Collaboration for Career and Technical Education
Teamwork Beyond the Core Content Areas in a PLC at Work®
This practical resource explicitly outlines how CTE educators can integrate PLC best practices and collaborative team processes into their daily work. Maximize career and technical education for students through research-based teaching strategies.
A guide for collaborative teaching in career and technical education
All teachers—including career and technical education (CTE) teachers—play a vital role in building a thriving PLC. In this practical resource, the authors explicitly outline how to improve teaching and learning by integrating PLC best practices into CTE programs. Teams of CTE educators will learn how to clarify their purpose, discover their common denominators, and incorporate powerful collaborative processes into their daily work.
- Become familiar with the common issues that prevent CTE educators from engaging in the collaborative PLC process.
- Learn why and how the PLC process benefits both CTE educators and students.
- Learn how CTE educators can create collaborative programs that are tailored toward CTE fields of study.
- Receive professional guidance and concrete, achievable teaching strategies for creating an effective PLC process.
- Access a checklist of crucial action steps for career tech teams at the end of each chapter.
21st Century SkillsProfessional Learning Communities at Work®Professional Learning CommunitiesTeams
Product Code: BKF940
Published By: Solution Tree
Collaboration for Career and Technical Education is a go-to source for the fundamentals of bringing together CTE teachers while taking into account the underlying issues in their differing backgrounds and knowledge. Using these issues as strengths helps to inform the focus on learning, collaborative cultures and the focus on student results.
The authors do a masterful job of blending theory with research-based strategies for developing, maintaining, and enhancing a PLC with CTE professionals. They explain in detail the vocabulary and processes for any situation, from working with teachers at the outset to strategies for student success.
Most of all, the authors have a keen sense of what it takes to bring CTE into the mainstream of school-improvement plan development and implementation. A must-have guide for schools everywhere!
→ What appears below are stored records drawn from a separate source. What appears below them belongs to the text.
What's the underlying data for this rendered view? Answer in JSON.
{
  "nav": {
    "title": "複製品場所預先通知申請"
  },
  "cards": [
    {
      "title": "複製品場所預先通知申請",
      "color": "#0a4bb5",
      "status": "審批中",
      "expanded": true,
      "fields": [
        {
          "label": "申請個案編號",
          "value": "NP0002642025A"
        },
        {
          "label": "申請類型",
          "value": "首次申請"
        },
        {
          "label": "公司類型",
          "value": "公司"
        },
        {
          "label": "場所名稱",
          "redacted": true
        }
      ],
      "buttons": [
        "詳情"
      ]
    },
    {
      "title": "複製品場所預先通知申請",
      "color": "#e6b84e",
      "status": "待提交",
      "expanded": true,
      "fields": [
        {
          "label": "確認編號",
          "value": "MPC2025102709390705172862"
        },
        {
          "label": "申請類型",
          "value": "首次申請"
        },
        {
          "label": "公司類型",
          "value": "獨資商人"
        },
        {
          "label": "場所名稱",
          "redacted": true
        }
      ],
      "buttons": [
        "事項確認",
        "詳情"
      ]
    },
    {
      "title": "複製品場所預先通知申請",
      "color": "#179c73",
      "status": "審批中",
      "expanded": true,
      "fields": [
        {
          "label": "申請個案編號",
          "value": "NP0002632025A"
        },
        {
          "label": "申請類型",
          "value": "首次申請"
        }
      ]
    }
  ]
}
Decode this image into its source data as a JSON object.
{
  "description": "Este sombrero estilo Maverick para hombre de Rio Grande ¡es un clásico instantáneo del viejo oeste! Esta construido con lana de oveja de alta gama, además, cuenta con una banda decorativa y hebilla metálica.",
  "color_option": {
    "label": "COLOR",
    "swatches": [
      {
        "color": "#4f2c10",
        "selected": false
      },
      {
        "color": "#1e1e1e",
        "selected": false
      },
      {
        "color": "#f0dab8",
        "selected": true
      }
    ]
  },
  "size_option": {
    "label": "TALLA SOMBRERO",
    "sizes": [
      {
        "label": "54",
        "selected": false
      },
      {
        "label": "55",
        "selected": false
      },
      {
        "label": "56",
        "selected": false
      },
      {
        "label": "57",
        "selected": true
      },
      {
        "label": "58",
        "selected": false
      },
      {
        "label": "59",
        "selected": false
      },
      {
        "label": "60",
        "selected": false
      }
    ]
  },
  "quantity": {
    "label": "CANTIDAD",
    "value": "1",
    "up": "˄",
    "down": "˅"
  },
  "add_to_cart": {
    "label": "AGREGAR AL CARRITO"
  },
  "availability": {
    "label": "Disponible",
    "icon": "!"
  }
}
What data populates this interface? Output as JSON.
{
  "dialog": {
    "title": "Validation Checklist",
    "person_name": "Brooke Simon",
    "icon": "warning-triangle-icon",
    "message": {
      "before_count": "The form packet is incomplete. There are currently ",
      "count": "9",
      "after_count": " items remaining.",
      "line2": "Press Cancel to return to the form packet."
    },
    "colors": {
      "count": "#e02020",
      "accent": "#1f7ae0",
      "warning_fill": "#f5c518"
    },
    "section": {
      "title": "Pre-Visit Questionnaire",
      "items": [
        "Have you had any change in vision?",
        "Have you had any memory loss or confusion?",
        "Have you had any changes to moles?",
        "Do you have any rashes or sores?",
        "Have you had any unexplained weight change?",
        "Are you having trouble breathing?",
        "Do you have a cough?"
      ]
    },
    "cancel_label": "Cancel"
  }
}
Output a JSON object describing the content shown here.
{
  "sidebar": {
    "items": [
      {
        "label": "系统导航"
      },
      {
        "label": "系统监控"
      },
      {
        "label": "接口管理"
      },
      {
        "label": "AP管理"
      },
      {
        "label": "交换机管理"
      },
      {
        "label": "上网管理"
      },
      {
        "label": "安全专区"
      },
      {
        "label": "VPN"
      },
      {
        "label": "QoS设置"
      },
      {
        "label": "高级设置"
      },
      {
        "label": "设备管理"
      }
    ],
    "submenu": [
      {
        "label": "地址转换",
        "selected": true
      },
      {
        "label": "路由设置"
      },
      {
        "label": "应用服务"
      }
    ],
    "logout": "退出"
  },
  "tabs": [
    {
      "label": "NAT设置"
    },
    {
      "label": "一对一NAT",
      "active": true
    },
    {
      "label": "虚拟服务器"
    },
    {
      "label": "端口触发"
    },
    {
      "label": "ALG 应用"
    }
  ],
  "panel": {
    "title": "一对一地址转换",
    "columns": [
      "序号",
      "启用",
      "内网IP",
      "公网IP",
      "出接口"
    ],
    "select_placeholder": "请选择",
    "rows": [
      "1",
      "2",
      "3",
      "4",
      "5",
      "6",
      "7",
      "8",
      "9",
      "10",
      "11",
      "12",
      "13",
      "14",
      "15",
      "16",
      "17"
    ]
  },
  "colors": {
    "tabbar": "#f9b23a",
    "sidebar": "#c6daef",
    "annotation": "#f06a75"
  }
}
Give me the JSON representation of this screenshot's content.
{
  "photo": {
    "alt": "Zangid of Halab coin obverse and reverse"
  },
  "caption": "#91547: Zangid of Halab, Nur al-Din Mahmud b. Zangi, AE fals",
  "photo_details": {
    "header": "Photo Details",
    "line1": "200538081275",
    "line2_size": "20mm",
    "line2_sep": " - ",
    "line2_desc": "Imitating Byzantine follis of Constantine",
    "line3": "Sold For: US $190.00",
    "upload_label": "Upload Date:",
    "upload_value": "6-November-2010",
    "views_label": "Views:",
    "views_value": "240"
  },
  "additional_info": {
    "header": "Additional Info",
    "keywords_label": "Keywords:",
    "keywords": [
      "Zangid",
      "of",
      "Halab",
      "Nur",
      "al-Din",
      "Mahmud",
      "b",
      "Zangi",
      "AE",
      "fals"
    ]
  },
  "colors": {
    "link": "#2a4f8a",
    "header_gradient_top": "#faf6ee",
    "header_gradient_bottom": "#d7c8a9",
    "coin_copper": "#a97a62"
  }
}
Collaboration for Career and Technical Education is a timely publication for all educational stakeholders. Custable and Farmer write “As CTE educators we need to help other educators, employers, community members, and parents increase their awareness and value of CTE” (p. 1). What I believe is the strongest component of this entire publication is the focus on student learning—that all PLCs need to keep student learning at the forefront of all decisions. Custable and Farmer are both practitioners who have learned what works and what does not when it comes to CTE and the larger school community. Custable and Farmer have developed a user-friendly, research-based publication that also includes ready-to-implement resources to further develop school-based PLCs that extend beyond the school walls to the larger school, business, and industry communities. While it is sad and honestly unthinkable that the inclusion of CTE needs justification, Custable and Farmer do an exceptional job of laying out why all teachers—especially CTE teachers—need to be at the forefront of school PLCs. There is an abundance of resources in this publication that really excite me not only as an educator, but as a CTE enthusiast. I plan to implement the content of this publication in my curriculum and through CTE leadership activities. Thank you for developing a thoughtful, professional, and practical resource for CTE professionals!